National Constitution Center president Jeffrey Rosen looks at the five must-read books about privacy issues that are now all too contemporary.
The controversy over the National Security Agency privacy case has led to some strange combinations in the media. Here are 20 quotes from some famous people you’d never think would agree on anything!
Supreme Court watchers were disappointed on Monday when the justices didn’t issue decisions in two high-profile cases involving affirmative action and voting rights. But that doesn’t mean a decision won’t happen this week.
A current legal action, based on one senator’s comments, could reveal specifics about a case where the National Security Agency may have violated the Fourth Amendment while conducting surveillance on Americans.
A potential Supreme Court change in the Voting Rights Act of 1965 could be one of the most emotional moments in what will be a high-profile month for the nation’s highest court.
Join the National Constitution Center’s virtual national town hall this summer to debate the top constitutional issues that could be proposed as The Next 10 Amendments.

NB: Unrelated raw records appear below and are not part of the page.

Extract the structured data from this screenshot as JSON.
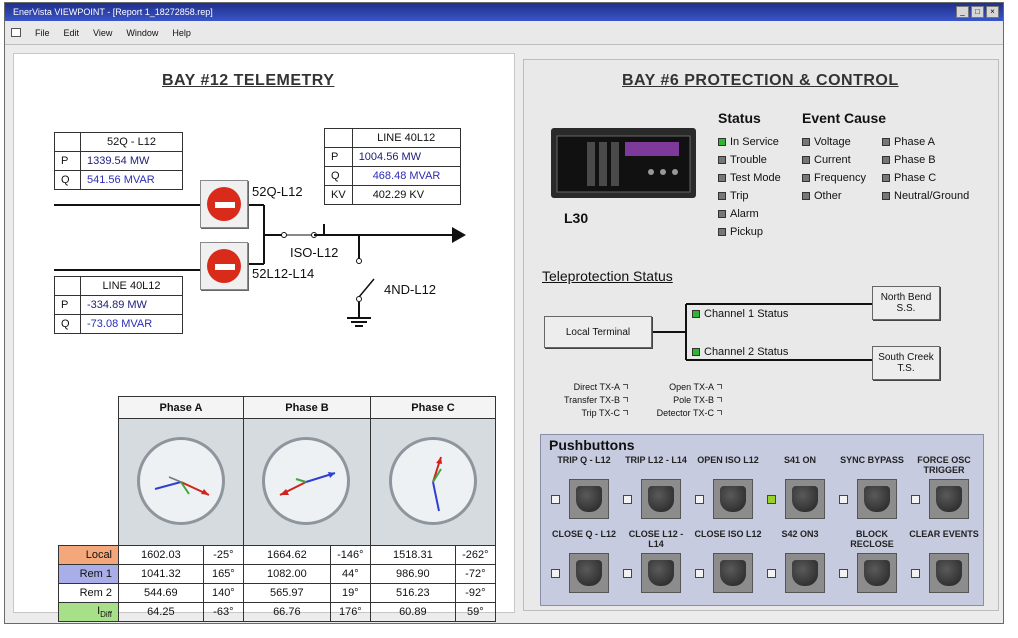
{
  "window": {
    "title": "EnerVista VIEWPOINT - [Report 1_18272858.rep]"
  },
  "menu": [
    "File",
    "Edit",
    "View",
    "Window",
    "Help"
  ],
  "left": {
    "heading": "BAY #12 TELEMETRY",
    "tel_52q": {
      "header": "52Q - L12",
      "p_label": "P",
      "p_value": "1339.54 MW",
      "q_label": "Q",
      "q_value": "541.56 MVAR"
    },
    "tel_line_top": {
      "header": "LINE 40L12",
      "p_label": "P",
      "p_value": "1004.56 MW",
      "q_label": "Q",
      "q_value": "468.48 MVAR",
      "kv_label": "KV",
      "kv_value": "402.29 KV"
    },
    "tel_line_bot": {
      "header": "LINE 40L12",
      "p_label": "P",
      "p_value": "-334.89 MW",
      "q_label": "Q",
      "q_value": "-73.08 MVAR"
    },
    "labels": {
      "brk1": "52Q-L12",
      "brk2": "52L12-L14",
      "iso": "ISO-L12",
      "gnd": "4ND-L12"
    },
    "phase_table": {
      "headers": [
        "Phase A",
        "Phase B",
        "Phase C"
      ],
      "rows": [
        {
          "label": "Local",
          "a": "1602.03",
          "a_ang": "-25°",
          "b": "1664.62",
          "b_ang": "-146°",
          "c": "1518.31",
          "c_ang": "-262°",
          "color": "#f4a77a"
        },
        {
          "label": "Rem 1",
          "a": "1041.32",
          "a_ang": "165°",
          "b": "1082.00",
          "b_ang": "44°",
          "c": "986.90",
          "c_ang": "-72°",
          "color": "#a9aee8"
        },
        {
          "label": "Rem 2",
          "a": "544.69",
          "a_ang": "140°",
          "b": "565.97",
          "b_ang": "19°",
          "c": "516.23",
          "c_ang": "-92°",
          "color": "#ffffff"
        },
        {
          "label": "I",
          "label_sub": "Diff",
          "a": "64.25",
          "a_ang": "-63°",
          "b": "66.76",
          "b_ang": "176°",
          "c": "60.89",
          "c_ang": "59°",
          "color": "#a8e08a"
        }
      ]
    }
  },
  "right": {
    "heading": "BAY #6 PROTECTION & CONTROL",
    "relay_label": "L30",
    "status": {
      "title": "Status",
      "items": [
        {
          "label": "In Service",
          "on": true
        },
        {
          "label": "Trouble",
          "on": false
        },
        {
          "label": "Test Mode",
          "on": false
        },
        {
          "label": "Trip",
          "on": false
        },
        {
          "label": "Alarm",
          "on": false
        },
        {
          "label": "Pickup",
          "on": false
        }
      ]
    },
    "event_cause": {
      "title": "Event Cause",
      "col1": [
        "Voltage",
        "Current",
        "Frequency",
        "Other"
      ],
      "col2": [
        "Phase A",
        "Phase B",
        "Phase C",
        "Neutral/Ground"
      ]
    },
    "teleprotection": {
      "title": "Teleprotection Status",
      "local": "Local Terminal",
      "ch1": "Channel 1 Status",
      "ch2": "Channel 2 Status",
      "remote1": "North Bend S.S.",
      "remote2": "South Creek T.S.",
      "left_flags": [
        "Direct TX-A",
        "Transfer TX-B",
        "Trip TX-C"
      ],
      "right_flags": [
        "Open TX-A",
        "Pole TX-B",
        "Detector TX-C"
      ]
    },
    "pushbuttons": {
      "title": "Pushbuttons",
      "row1": [
        {
          "label": "TRIP Q - L12",
          "led": false
        },
        {
          "label": "TRIP L12 - L14",
          "led": false
        },
        {
          "label": "OPEN ISO L12",
          "led": false
        },
        {
          "label": "S41 ON",
          "led": true
        },
        {
          "label": "SYNC BYPASS",
          "led": false
        },
        {
          "label": "FORCE OSC TRIGGER",
          "led": false
        }
      ],
      "row2": [
        {
          "label": "CLOSE Q - L12",
          "led": false
        },
        {
          "label": "CLOSE L12 - L14",
          "led": false
        },
        {
          "label": "CLOSE ISO L12",
          "led": false
        },
        {
          "label": "S42 ON3",
          "led": false
        },
        {
          "label": "BLOCK RECLOSE",
          "led": false
        },
        {
          "label": "CLEAR EVENTS",
          "led": false
        }
      ]
    }
  }
}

This week’s topic: a balanced budget amendment.
One of the bedrocks of American society, the Fourth Amendment to the Constitution, is having a tough time to start June. But at least the debate over its very existence is getting a lot of publicity.
It was on a June night more than 40 years ago that Ronald Reagan started his elected career with a party nomination to face an incumbent governor. And his surprising landslide win was a sign of future victories.
Jeffrey Rosen, the CEO of the National Constitution Center and the legal affairs editor of The New Republic, says President Obama should explain the reasoning behind collecting telephone call data for millions of Americans.
OK, so the federal government has access to phones records via a “secret court,” as many people learned on Thursday. But what is the court and why is it so secret?